Exercise: Your answer should repeat the entries in full, exactly as given, with no pictures.

[Extracted data entries]
□ □ □ □

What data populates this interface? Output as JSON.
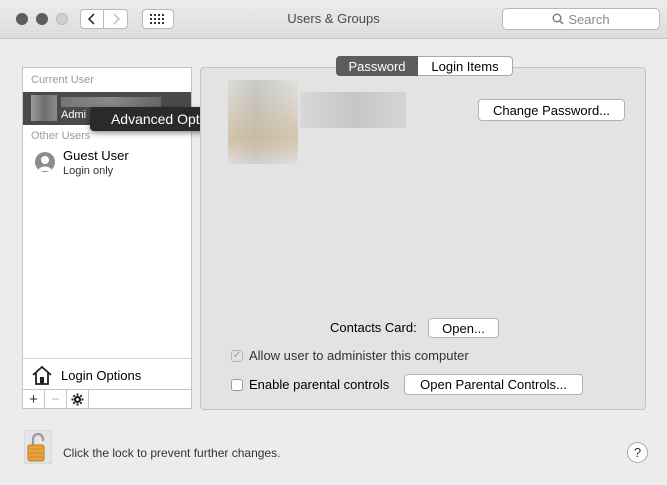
{
  "window": {
    "title": "Users & Groups",
    "search_placeholder": "Search"
  },
  "sidebar": {
    "current_user_header": "Current User",
    "current_user_role": "Admi",
    "other_users_header": "Other Users",
    "guest_name": "Guest User",
    "guest_sub": "Login only",
    "login_options_label": "Login Options",
    "add_symbol": "+",
    "remove_symbol": "−"
  },
  "context_menu": {
    "item": "Advanced Options..."
  },
  "tabs": [
    {
      "label": "Password",
      "active": true
    },
    {
      "label": "Login Items",
      "active": false
    }
  ],
  "panel": {
    "change_password_label": "Change Password...",
    "contacts_card_label": "Contacts Card:",
    "open_label": "Open...",
    "allow_admin_label": "Allow user to administer this computer",
    "allow_admin_checked": true,
    "parental_controls_label": "Enable parental controls",
    "parental_controls_checked": false,
    "open_parental_label": "Open Parental Controls..."
  },
  "footer": {
    "lock_text": "Click the lock to prevent further changes.",
    "help_symbol": "?"
  },
  "colors": {
    "selected_row": "#4a4a4a",
    "active_tab": "#5c5c5c",
    "lock_orange": "#e8a33c"
  }
}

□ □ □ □

Task result:
What data populates this interface? Output as JSON.
{
  "window": {
    "title": "Users & Groups",
    "search_placeholder": "Search"
  },
  "sidebar": {
    "current_user_header": "Current User",
    "current_user_role": "Admi",
    "other_users_header": "Other Users",
    "guest_name": "Guest User",
    "guest_sub": "Login only",
    "login_options_label": "Login Options",
    "add_symbol": "+",
    "remove_symbol": "−"
  },
  "context_menu": {
    "item": "Advanced Options..."
  },
  "tabs": [
    {
      "label": "Password",
      "active": true
    },
    {
      "label": "Login Items",
      "active": false
    }
  ],
  "panel": {
    "change_password_label": "Change Password...",
    "contacts_card_label": "Contacts Card:",
    "open_label": "Open...",
    "allow_admin_label": "Allow user to administer this computer",
    "allow_admin_checked": true,
    "parental_controls_label": "Enable parental controls",
    "parental_controls_checked": false,
    "open_parental_label": "Open Parental Controls..."
  },
  "footer": {
    "lock_text": "Click the lock to prevent further changes.",
    "help_symbol": "?"
  },
  "colors": {
    "selected_row": "#4a4a4a",
    "active_tab": "#5c5c5c",
    "lock_orange": "#e8a33c"
  }
}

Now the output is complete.